Randy Newman was amongst a wave of singer songwriters coming of age in the early 70s but unlike most of his peers, Newman brought influences from New Orleans R&B and pop music to his work. Alternating between cinematic pop and rolling R&B, Newman built a musical landscape filled with misfits, outcasts, charlatans, and con men.
Critically acclaimed records in the 70s brought scant sales, until Newman had a surprise hit with 1978’s Short People and then again with his parody of LA in 1980, I Love LA. Many of his songs from these early albums went on to be big hits for other artists, and in many cases were recorded by others prior to Newmans release of his own albums.

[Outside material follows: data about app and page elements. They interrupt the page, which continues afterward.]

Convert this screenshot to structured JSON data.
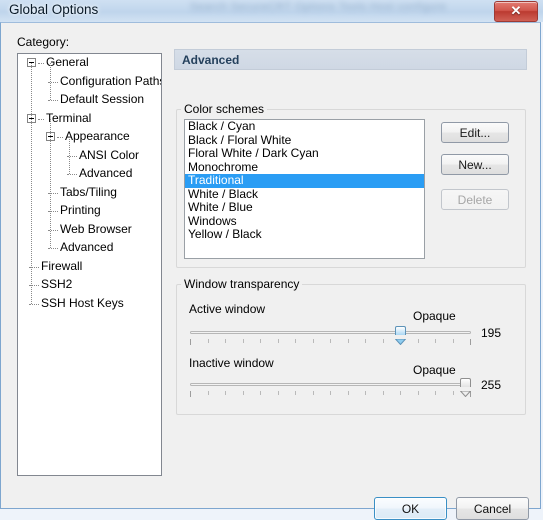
{
  "window": {
    "title": "Global Options",
    "close_label": "✕",
    "background_blur_text": "Search SecureCRT   Options   Tools   Host   configure"
  },
  "category": {
    "label": "Category:",
    "tree": [
      {
        "label": "General",
        "depth": 0,
        "expander": "minus"
      },
      {
        "label": "Configuration Paths",
        "depth": 1,
        "expander": "leaf"
      },
      {
        "label": "Default Session",
        "depth": 1,
        "expander": "leaf"
      },
      {
        "label": "Terminal",
        "depth": 0,
        "expander": "minus"
      },
      {
        "label": "Appearance",
        "depth": 1,
        "expander": "minus"
      },
      {
        "label": "ANSI Color",
        "depth": 2,
        "expander": "leaf"
      },
      {
        "label": "Advanced",
        "depth": 2,
        "expander": "leaf"
      },
      {
        "label": "Tabs/Tiling",
        "depth": 1,
        "expander": "leaf"
      },
      {
        "label": "Printing",
        "depth": 1,
        "expander": "leaf"
      },
      {
        "label": "Web Browser",
        "depth": 1,
        "expander": "leaf"
      },
      {
        "label": "Advanced",
        "depth": 1,
        "expander": "leaf"
      },
      {
        "label": "Firewall",
        "depth": 0,
        "expander": "leaf"
      },
      {
        "label": "SSH2",
        "depth": 0,
        "expander": "leaf"
      },
      {
        "label": "SSH Host Keys",
        "depth": 0,
        "expander": "leaf"
      }
    ]
  },
  "page": {
    "header": "Advanced"
  },
  "color_schemes": {
    "group_title": "Color schemes",
    "items": [
      "Black / Cyan",
      "Black / Floral White",
      "Floral White / Dark Cyan",
      "Monochrome",
      "Traditional",
      "White / Black",
      "White / Blue",
      "Windows",
      "Yellow / Black"
    ],
    "selected": "Traditional",
    "selected_index": 4,
    "selection_color": "#2a9df4",
    "buttons": {
      "edit": "Edit...",
      "new": "New...",
      "delete": "Delete",
      "delete_enabled": false
    }
  },
  "transparency": {
    "group_title": "Window transparency",
    "sliders": [
      {
        "caption": "Active window",
        "opaque_label": "Opaque",
        "value": "195",
        "percent": 76,
        "thumb_style": "blue"
      },
      {
        "caption": "Inactive window",
        "opaque_label": "Opaque",
        "value": "255",
        "percent": 100,
        "thumb_style": "gray"
      }
    ]
  },
  "footer": {
    "ok": "OK",
    "cancel": "Cancel"
  }
}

Songwriting paid the bills. Danny Hutton from Three Dog Night which had a number one hit with Newmans’ Mama Told Me Not to Come recalls receiving an unprompted call from Newman who told him “Thanks, man – you just paid for my kid’s college”.
Randy Newman grew up in a musical family. Living in New Orleans until he was eleven, the family moved to LA where he was closer to his three uncles who were all Hollywood film score composers along with four cousins who did the same. Newman got his first songwriting credit at seventeen, and was well established in that profession before recording his first album.
Successful cinematic music seems to run in the family. Randy Newman, along with his uncles and cousins, have a quirky record. His family is the most Academy Award nominated extended family with a total of Ninety-two nominations. Newman himself has won two Academy Awards to go with his three Emmys and seven Grammys and induction into the Rock and Roll Hall of Fame in 2013.
While the majority of his recent work has gone into movie soundtracks, Newman released Dark Matter in 2017, his first album of new material in nine years.